### Task statement
State the number of lines in these records that include the word "login", and add nothing to it.

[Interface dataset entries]
=== Begin Enclosure ===
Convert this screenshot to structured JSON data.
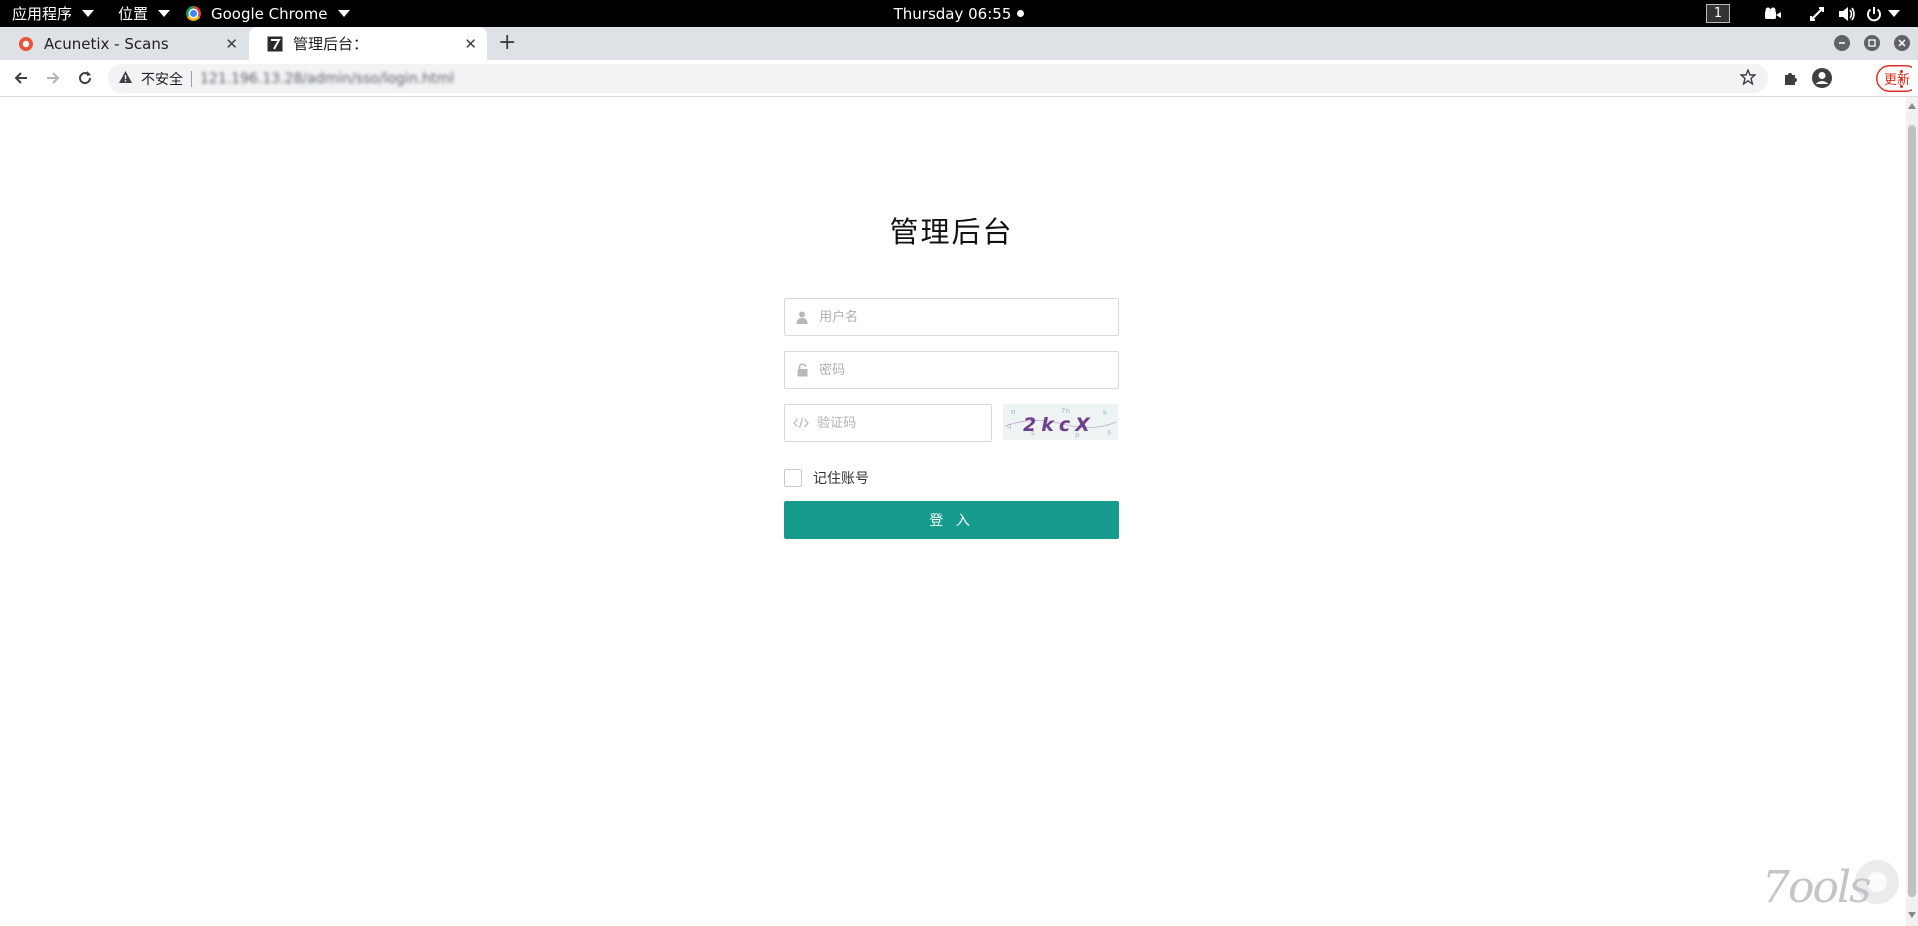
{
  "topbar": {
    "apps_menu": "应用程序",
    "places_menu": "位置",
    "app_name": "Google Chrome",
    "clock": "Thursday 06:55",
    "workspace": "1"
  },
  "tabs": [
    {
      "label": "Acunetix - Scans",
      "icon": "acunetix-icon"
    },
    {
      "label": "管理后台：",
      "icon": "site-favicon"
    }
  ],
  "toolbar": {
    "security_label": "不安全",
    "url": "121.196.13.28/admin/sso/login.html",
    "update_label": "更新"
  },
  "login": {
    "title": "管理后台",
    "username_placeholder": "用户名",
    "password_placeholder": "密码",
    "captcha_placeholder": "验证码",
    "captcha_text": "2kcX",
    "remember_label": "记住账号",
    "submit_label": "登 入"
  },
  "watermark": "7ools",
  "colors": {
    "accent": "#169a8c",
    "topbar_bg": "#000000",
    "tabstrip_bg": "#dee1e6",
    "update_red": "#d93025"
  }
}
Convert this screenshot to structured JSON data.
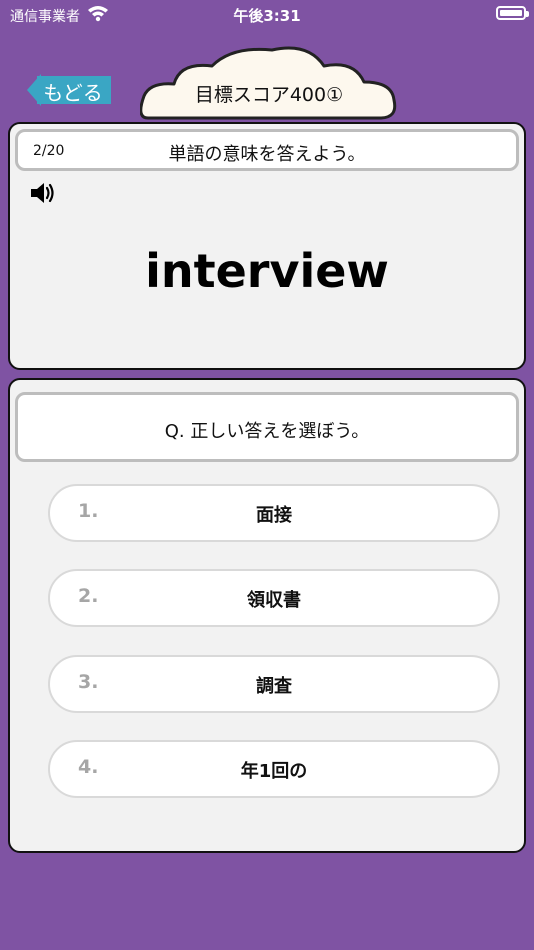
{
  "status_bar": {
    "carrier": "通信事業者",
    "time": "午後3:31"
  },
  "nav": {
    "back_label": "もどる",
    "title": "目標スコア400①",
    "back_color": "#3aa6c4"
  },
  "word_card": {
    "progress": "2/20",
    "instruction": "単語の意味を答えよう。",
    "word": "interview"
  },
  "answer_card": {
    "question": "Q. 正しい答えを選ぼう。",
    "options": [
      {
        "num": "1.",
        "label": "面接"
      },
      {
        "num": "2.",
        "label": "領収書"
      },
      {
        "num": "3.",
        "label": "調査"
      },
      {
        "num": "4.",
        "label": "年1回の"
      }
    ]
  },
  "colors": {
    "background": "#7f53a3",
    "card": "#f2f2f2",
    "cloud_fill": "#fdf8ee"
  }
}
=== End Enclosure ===
### Exercise response
2